Mead is quickly becoming a popular alternative to typical beers and wines. Mead is a fermented alcoholic beverage made with honey. It can range from 4%-20% alcohol and can be flavored with a wide variety of fruits and spices. At Fifth Season, we’ve been experimenting with a simple one-month mead that can be easily brewed in around 60 minutes. Whether you keep your own bees or enjoy local honey, this is an easy project that results in a delicious drink to sip on the cooler evenings.
To get started, you will only need the following:
- 1 gallon glass jug
- 5 – 3 pounds of local honey
- 1 #6.5 drilled gum stopper
- 1 screw on cap
- 1 econolock airlock
- Your choice of yeast
- Yeast nutrient
I started by adding one gallon of filtered water to my glass jug and removed ½ cup to give some head space for the fermentation. I then used a marker for reference.

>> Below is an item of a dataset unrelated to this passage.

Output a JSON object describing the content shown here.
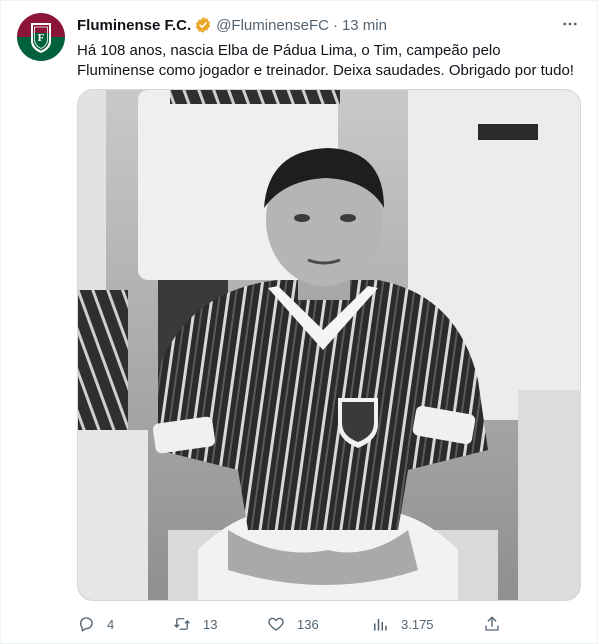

I then removed 3 ¼ cup to account for the displacement when adding the honey.
At this point I started adding my honey from a local beekeeper in Haw Creek. I’ve found that the easiest way to add the honey is to use a funnel and slowly pour the honey in a little bit at a time. Setting the jar of honey in some warm water will make the honey easier to pour.
After adding 3 pounds of honey, the water level in my jug had risen to the mark that I made previously. The best way that I’ve found to fully mix the honey with the water is to screw on a solid cap and shake the jug until the honey is fully dissolved. This is also the point where I added the first addition of yeast nutrient.
After fully mixing the honey and yeast nutrient, it’s now time to add the yeast. For this batch I used 1 full package of Wyeast Belgian Strong Ale – 1388.
Once you’ve added your choice of yeast the brew is finished. I added my gum stopper and airlock to keep the batch safe from contamination.
During the first 3 days of fermentation, I added another addition of yeast nutrient, per the recipe’s instructions. Another dose of nutrient should be added after 4-6 days into fermentation. After 4-5 weeks your mead should be finished. Ours have been finishing between 12-14% alcohol.
After successfully brewing a couple batches of this mead I feel like it is the easiest way for beginners to get started in the world of homemade meads. Happy brewing!